Pluto's unruly moons
Arab Today, arab today Tesla back into red but revenue grows

GMT 07:27 2017 Thursday ,23 February

Tesla back into red but revenue grows
Arab Today, arab today Nissan enhances sales in most markets

GMT 14:08 2017 Monday ,20 February

Nissan enhances sales in most markets
Arab Today, arab today Wafaa Amer is happy for Sherihan’s return

GMT 07:36 2017 Wednesday ,22 February

Wafaa Amer is happy for Sherihan’s return
Arab Today, arab today Milan laughs while Rome cries

GMT 10:28 2017 Wednesday ,22 February

Milan laughs while Rome cries

GMT 05:19 2017 Tuesday ,21 February

Salma Rashid happy for 'A Whisper of Love'

GMT 12:35 2017 Tuesday ,21 February

63-Year-Old Woman Delivers Baby

GMT 20:02 2017 Tuesday ,21 February

Nohan Seyam designs beautiful accessories

GMT 15:53 2017 Tuesday ,21 February

Small ponds have outsized impact

GMT 23:29 2017 Thursday ,16 February

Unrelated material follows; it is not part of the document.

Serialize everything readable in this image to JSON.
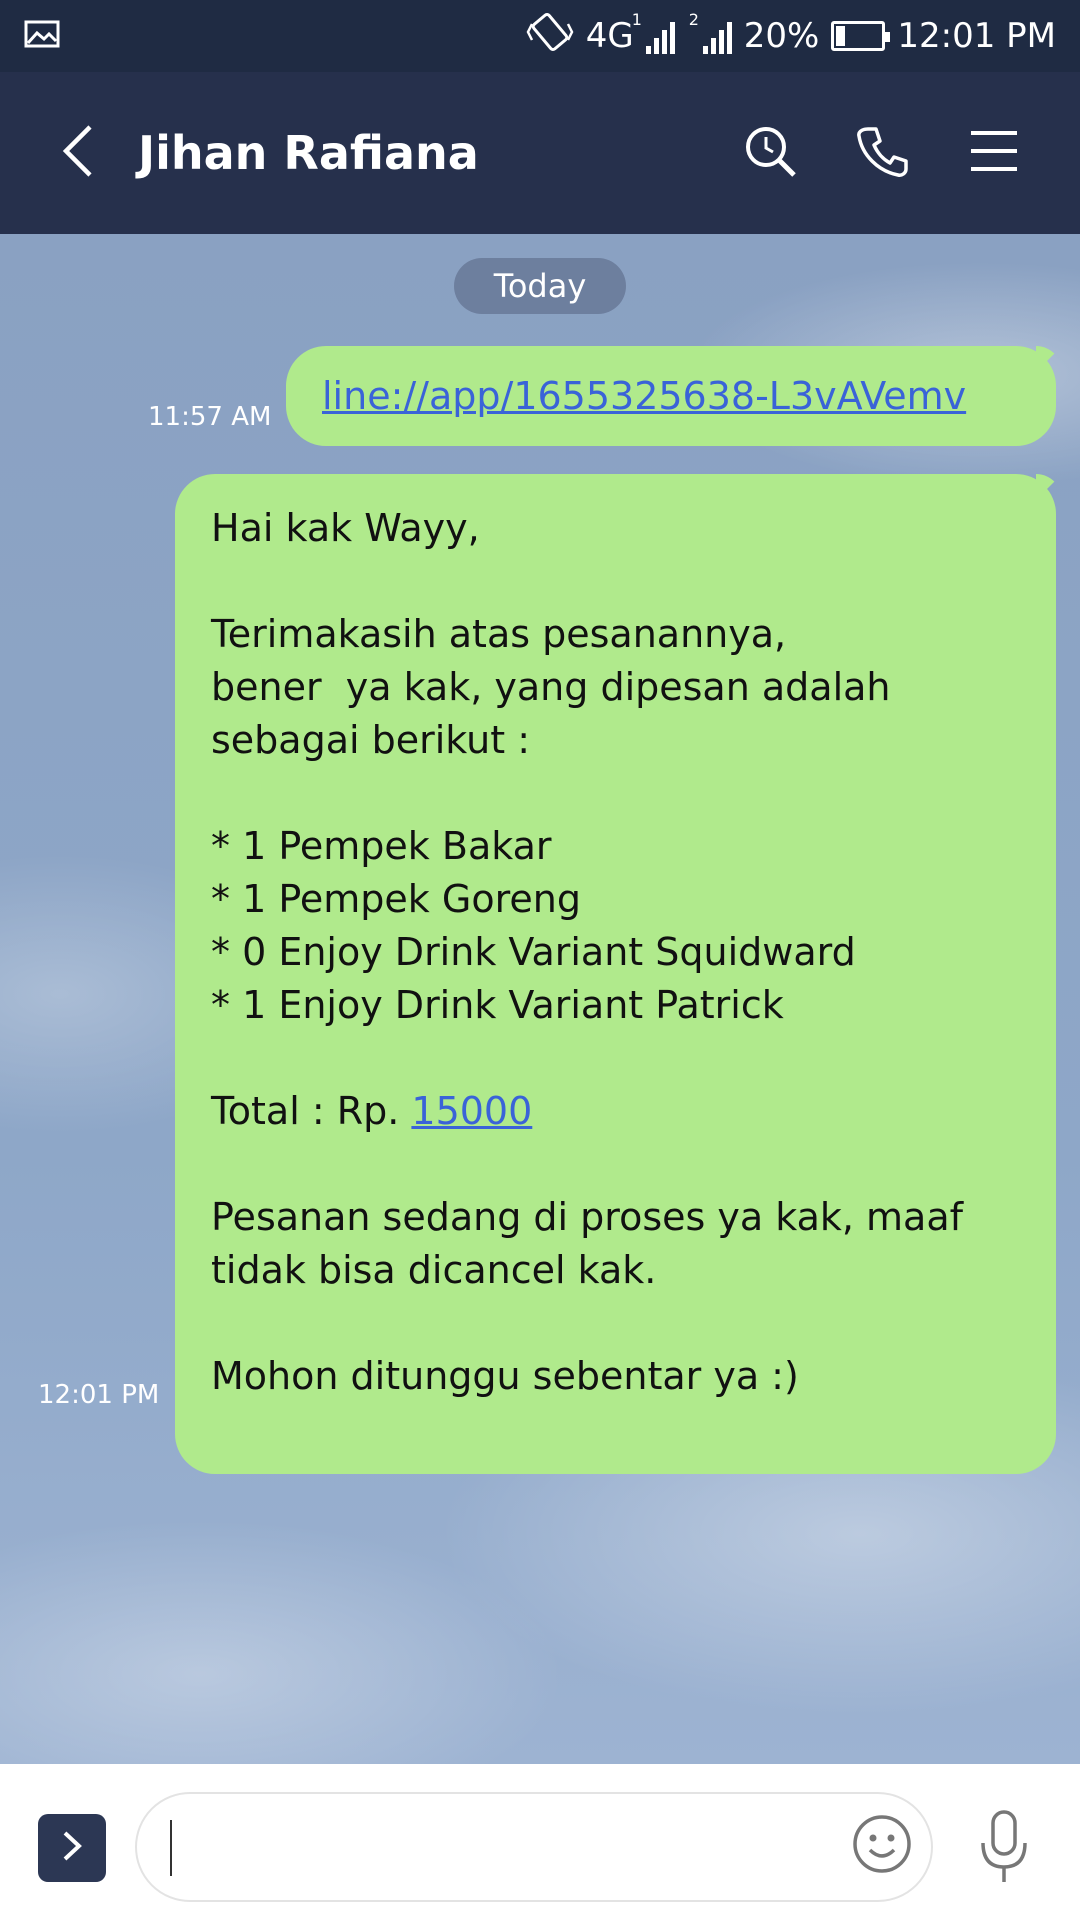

Home built on sand castles-style costs $8m

GMT 07:51 2017 Wednesday ,22 February

Mom's immune system accepts babies

GMT 17:46 2017 Saturday ,18 February

Tourist guide reveals methods of tourist attractions

GMT 13:12 2015 Saturday ,09 May

Sheikh Sultan opens Sharjah Centre

GMT 12:22 2017 Monday ,20 February

Kanye West puts hijab-wearing model
Arab Today, arab today
Arab Today, arab today
 
 Arab Today Facebook,arab today facebook  Arab Today Twitter,arab today twitter Arab Today Rss,arab today rss  Arab Today Youtube,arab today youtube  Arab Today Youtube,arab today youtube
arabstoday arabstoday arabstoday arabstoday
arabstoday arabstoday arabstoday
arabstoday
بناية النخيل - رأس النبع _ خلف السفارة الفرنسية _بيروت - لبنان
arabstoday, Arabstoday, Arabstoday